Silke Augustin, Technical University, Ilmenau, Germany, Thomas Fröhlich, Gunter Krapf, Jean-Pierre Bergmann, Michael Grätzel, Jan Ansgar Gerken, Kiril Schmidt, Technical University of Ilmenau, Germany, Technical University, Ilmenau, Germany, Technical University, Ilmenau, Germany, Technical University, Ilmenau, Germany (+2 others)
2020 Measuring Equipment and Metrology  
The exact determination of the process zone temperature can be considered as an increasingly important role in the control and monitoring of the friction stir welding process (FSW). At present, temperature measurement is carried out with the aid of a temperature sensor integrated into the tool (usually thermocouples). Since these cannot be attached directly to the joining area, heat dissipation within the tool and to the environment cause measurement deviations as well as a time delay in the

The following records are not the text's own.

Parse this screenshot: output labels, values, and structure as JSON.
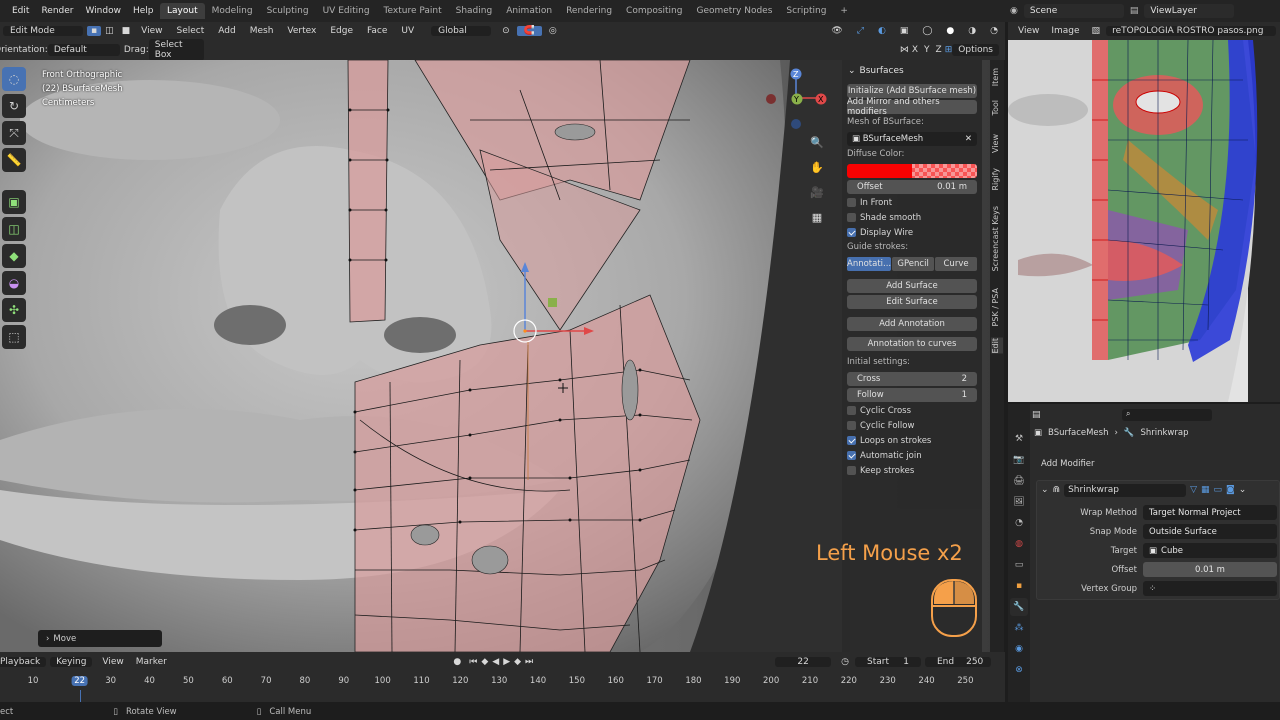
{
  "menu": [
    "Edit",
    "Render",
    "Window",
    "Help"
  ],
  "workspaces": [
    {
      "label": "Layout",
      "active": true
    },
    {
      "label": "Modeling"
    },
    {
      "label": "Sculpting"
    },
    {
      "label": "UV Editing"
    },
    {
      "label": "Texture Paint"
    },
    {
      "label": "Shading"
    },
    {
      "label": "Animation"
    },
    {
      "label": "Rendering"
    },
    {
      "label": "Compositing"
    },
    {
      "label": "Geometry Nodes"
    },
    {
      "label": "Scripting"
    }
  ],
  "add_workspace": "+",
  "scene": {
    "scene_name": "Scene",
    "view_layer": "ViewLayer"
  },
  "viewport_header": {
    "mode": "Edit Mode",
    "items": [
      "View",
      "Select",
      "Add",
      "Mesh",
      "Vertex",
      "Edge",
      "Face",
      "UV"
    ],
    "transform_orientation": "Global"
  },
  "tool_header": {
    "orientation_label": "Orientation:",
    "orientation_value": "Default",
    "drag_label": "Drag:",
    "drag_value": "Select Box",
    "axes": [
      "X",
      "Y",
      "Z"
    ],
    "options": "Options"
  },
  "viewport_info": {
    "view": "Front Orthographic",
    "object": "(22) BSurfaceMesh",
    "units": "Centimeters"
  },
  "gizmo_axes": {
    "x": "X",
    "y": "Y",
    "z": "Z"
  },
  "bsurfaces": {
    "title": "Bsurfaces",
    "init_button": "Initialize (Add BSurface mesh)",
    "mirror_button": "Add Mirror and others modifiers",
    "mesh_label": "Mesh of BSurface:",
    "mesh_value": "BSurfaceMesh",
    "diffuse_label": "Diffuse Color:",
    "offset_label": "Offset",
    "offset_value": "0.01 m",
    "in_front": "In Front",
    "shade_smooth": "Shade smooth",
    "display_wire": "Display Wire",
    "guide_label": "Guide strokes:",
    "guide_options": [
      "Annotati...",
      "GPencil",
      "Curve"
    ],
    "add_surface": "Add Surface",
    "edit_surface": "Edit Surface",
    "add_annotation": "Add Annotation",
    "annotation_to_curves": "Annotation to curves",
    "initial_label": "Initial settings:",
    "cross_label": "Cross",
    "cross_value": "2",
    "follow_label": "Follow",
    "follow_value": "1",
    "cyclic_cross": "Cyclic Cross",
    "cyclic_follow": "Cyclic Follow",
    "loops_on_strokes": "Loops on strokes",
    "automatic_join": "Automatic join",
    "keep_strokes": "Keep strokes",
    "colors": {
      "diffuse": "#ff0000",
      "accent": "#4772b3"
    }
  },
  "side_tabs": [
    "Item",
    "Tool",
    "View",
    "Rigify",
    "Screencast Keys",
    "PSK / PSA",
    "Edit"
  ],
  "overlay": {
    "keys_text": "Left Mouse x2",
    "color": "#f5a04a"
  },
  "last_op": "Move",
  "image_editor": {
    "items": [
      "View",
      "Image"
    ],
    "image_name": "reTOPOLOGIA ROSTRO pasos.png"
  },
  "properties": {
    "breadcrumb_object": "BSurfaceMesh",
    "breadcrumb_modifier": "Shrinkwrap",
    "add_modifier": "Add Modifier",
    "modifier_name": "Shrinkwrap",
    "wrap_method_label": "Wrap Method",
    "wrap_method_value": "Target Normal Project",
    "snap_mode_label": "Snap Mode",
    "snap_mode_value": "Outside Surface",
    "target_label": "Target",
    "target_value": "Cube",
    "offset_label": "Offset",
    "offset_value": "0.01 m",
    "vertex_group_label": "Vertex Group"
  },
  "timeline": {
    "items": [
      "Playback",
      "Keying",
      "View",
      "Marker"
    ],
    "current_frame": "22",
    "start_label": "Start",
    "start_value": "1",
    "end_label": "End",
    "end_value": "250",
    "ticks": [
      "10",
      "22",
      "30",
      "40",
      "50",
      "60",
      "70",
      "80",
      "90",
      "100",
      "110",
      "120",
      "130",
      "140",
      "150",
      "160",
      "170",
      "180",
      "190",
      "200",
      "210",
      "220",
      "230",
      "240",
      "250"
    ]
  },
  "statusbar": {
    "select": "ect",
    "rotate": "Rotate View",
    "call_menu": "Call Menu"
  }
}
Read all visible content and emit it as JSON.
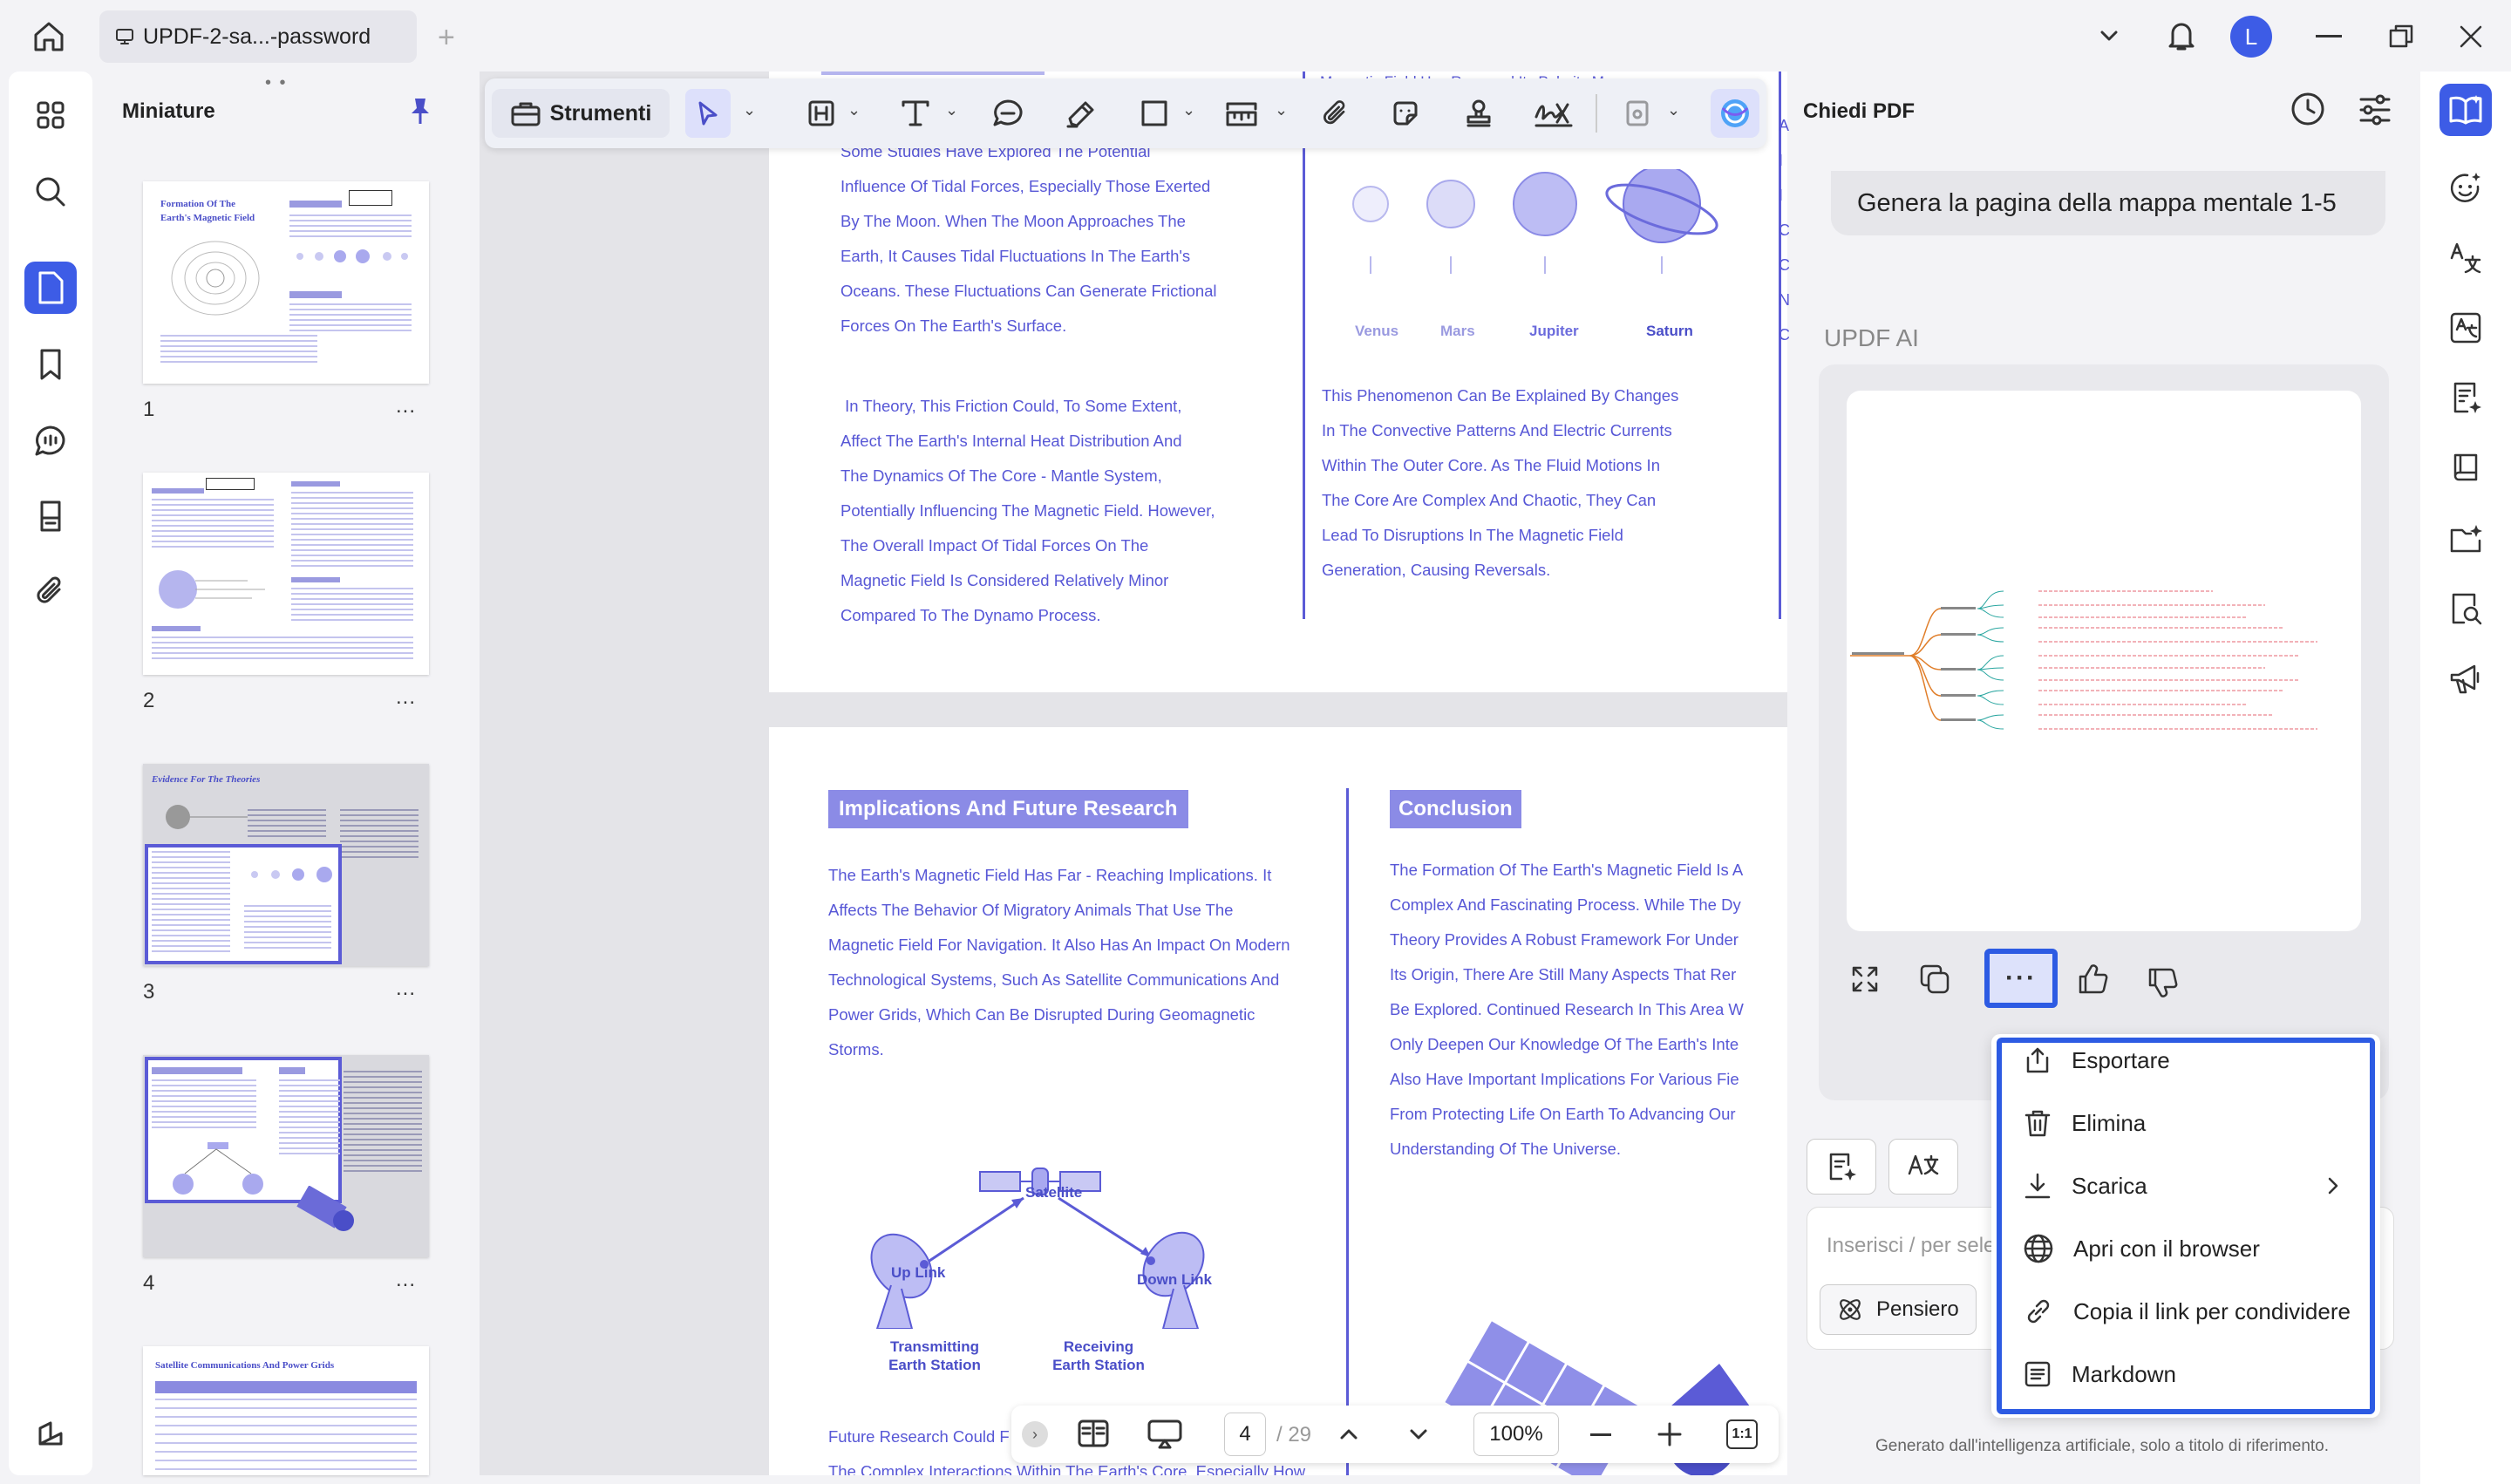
{
  "tab": {
    "title": "UPDF-2-sa...-password"
  },
  "user": {
    "avatar_letter": "L"
  },
  "colors": {
    "accent": "#5b5bd6",
    "brand_blue": "#2d5be3",
    "doc_text": "#5757d6"
  },
  "thumbnails": {
    "title": "Miniature",
    "pages": [
      {
        "number": "1",
        "more": "...",
        "heading": "Formation Of The Earth's Magnetic Field"
      },
      {
        "number": "2",
        "more": "..."
      },
      {
        "number": "3",
        "more": "...",
        "heading": "Evidence For The Theories"
      },
      {
        "number": "4",
        "more": "..."
      },
      {
        "heading": "Satellite Communications And Power Grids"
      }
    ]
  },
  "toolbar": {
    "tools_label": "Strumenti"
  },
  "document": {
    "page_a_left": [
      "Some Studies Have Explored The Potential",
      "Influence Of Tidal Forces, Especially Those Exerted",
      "By The Moon. When The Moon Approaches The",
      "Earth, It Causes Tidal Fluctuations In The Earth's",
      "Oceans. These Fluctuations Can Generate Frictional",
      "Forces On The Earth's Surface."
    ],
    "page_a_left2": [
      " In Theory, This Friction Could, To Some Extent,",
      "Affect The Earth's Internal Heat Distribution And",
      "The Dynamics Of The Core - Mantle System,",
      "Potentially Influencing The Magnetic Field. However,",
      "The Overall Impact Of Tidal Forces On The",
      "Magnetic Field Is Considered Relatively Minor",
      "Compared To The Dynamo Process."
    ],
    "page_a_right_top": "Magnetic Field Has Reversed Its Polarity Many",
    "planets": [
      "Venus",
      "Mars",
      "Jupiter",
      "Saturn"
    ],
    "page_a_right": [
      "This Phenomenon Can Be Explained By Changes",
      "In The Convective Patterns And Electric Currents",
      "Within The Outer Core. As The Fluid Motions In",
      "The Core Are Complex And Chaotic, They Can",
      "Lead To Disruptions In The Magnetic Field",
      "Generation, Causing Reversals."
    ],
    "page_b_heading_left": "Implications And Future Research",
    "page_b_left": [
      "The Earth's Magnetic Field Has Far - Reaching Implications. It",
      "Affects The Behavior Of Migratory Animals That Use The",
      "Magnetic Field For Navigation. It Also Has An Impact On Modern",
      "Technological Systems, Such As Satellite Communications And",
      "Power Grids, Which Can Be Disrupted During Geomagnetic",
      "Storms."
    ],
    "diagram": {
      "satellite": "Satellite",
      "up_link": "Up Link",
      "down_link": "Down Link",
      "tx1": "Transmitting",
      "tx2": "Earth Station",
      "rx1": "Receiving",
      "rx2": "Earth Station"
    },
    "page_b_left_bottom1": "Future Research Could F",
    "page_b_left_bottom2": "The Complex Interactions Within The Earth's Core, Especially How",
    "page_b_heading_right": "Conclusion",
    "page_b_right": [
      "The Formation Of The Earth's Magnetic Field Is A",
      "Complex And Fascinating Process. While The Dy",
      "Theory Provides A Robust Framework For Under",
      "Its Origin, There Are Still Many Aspects That Rer",
      "Be Explored. Continued Research In This Area W",
      "Only Deepen Our Knowledge Of The Earth's Inte",
      "Also Have Important Implications For Various Fie",
      "From Protecting Life On Earth To Advancing Our",
      "Understanding Of The Universe."
    ]
  },
  "pager": {
    "current": "4",
    "total": "/ 29",
    "zoom": "100%"
  },
  "chat": {
    "title": "Chiedi PDF",
    "user_message": "Genera la pagina della mappa mentale 1-5",
    "ai_label": "UPDF AI",
    "input_placeholder": "Inserisci / per selez",
    "thinking_button": "Pensiero",
    "disclaimer": "Generato dall'intelligenza artificiale, solo a titolo di riferimento."
  },
  "menu": {
    "items": [
      "Esportare",
      "Elimina",
      "Scarica",
      "Apri con il browser",
      "Copia il link per condividere",
      "Markdown"
    ]
  },
  "right_edge_letters": [
    "A",
    "I",
    "I",
    "C",
    "C",
    "N",
    "C"
  ]
}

more » ... perature measurement. The article describes a process and the challenges that arise in this process, how a direct temperature measurement during the process can be achieved by exploiting the thermoelectric effect between tool and workpiece, without changing the tool by introducing additional temperature sensors. Keywords Friction stir welding, Direct temperature measurement, Seebeck-Effect, Measurement errors Introduction Friction Stir Welding (FSW) was developed and patented by Wayne Thomas at TWI (The Welding Institute) in Great Britain in 1991. It is assigned to the group of solid-state welding processes. In contrast to friction welding, the operating principle in FSW is not based on a relative movement of the workpieces, but by means of a wear-resistant rotating tool. One of the most relevant process variables is the axial force between the tool and the component. This force acts orthogonally to the welding direction and causes the tool to be completely immersed in and to remain in the joining area. This welding process is characterized by comparatively low joining temperatures below the melting temperature and excellent mechanical weld seam properties in comparison to conventional welding processes, such as arc and laser welding [1] . Friction stir welding is used in aerospace, shipbuilding, medical technology, and automotive engineering. However, the challenges for possible direct temperature measurement, based on the Seebeck effect, are the spindle speeds of the welding tool and the forces acting in the process. Thus, high demands on the design of the measuring device and the permanent transmission of the electrical voltage are necessary [2] . The measurement of the joining zone temperature during the process is an increasingly quantifiable indicator, as it allows conclusions to be drawn about the heat input and thus the thermomechanical stress on the microstructure [2] [3] [4] . Temperatures are currently measured by thermography or thermocouples, which are integrated into the welding tool [5] . However, the latter method is very costly and inaccurate, as the thermocouple does not contact the friction point between the shoulder of the tool and the workpiece. In addition, various publications have described that the thermocouples were either destroyed or changed in their position during the welding process so that an exact temperature measurement was not possible [3] . Measurement deviations and time delays can occur due to heat conduction in the tool or the heat transfer to the environment. An alternative to inserting thermocouples in the tool is the Tool-Workpiece-Thermocouple method (TWT method), in which the occurring electrical thermoelectric voltage between tool and workpiece can be measured and then converted into a temperature value. However, this method places high demands on the used measuring circuits and the experimental determination of the various influencing parameters, as these have a decisive influence on the uncertainty of the measured temperature. In the following, the application of this method is described using the example of a robotized friction stir welding system and the results achieved are presented and discussed.
doi:10.23939/istcmtm2020.01.034 fatcat:lgcpwp6cnzcctlvf3lpaagg5oa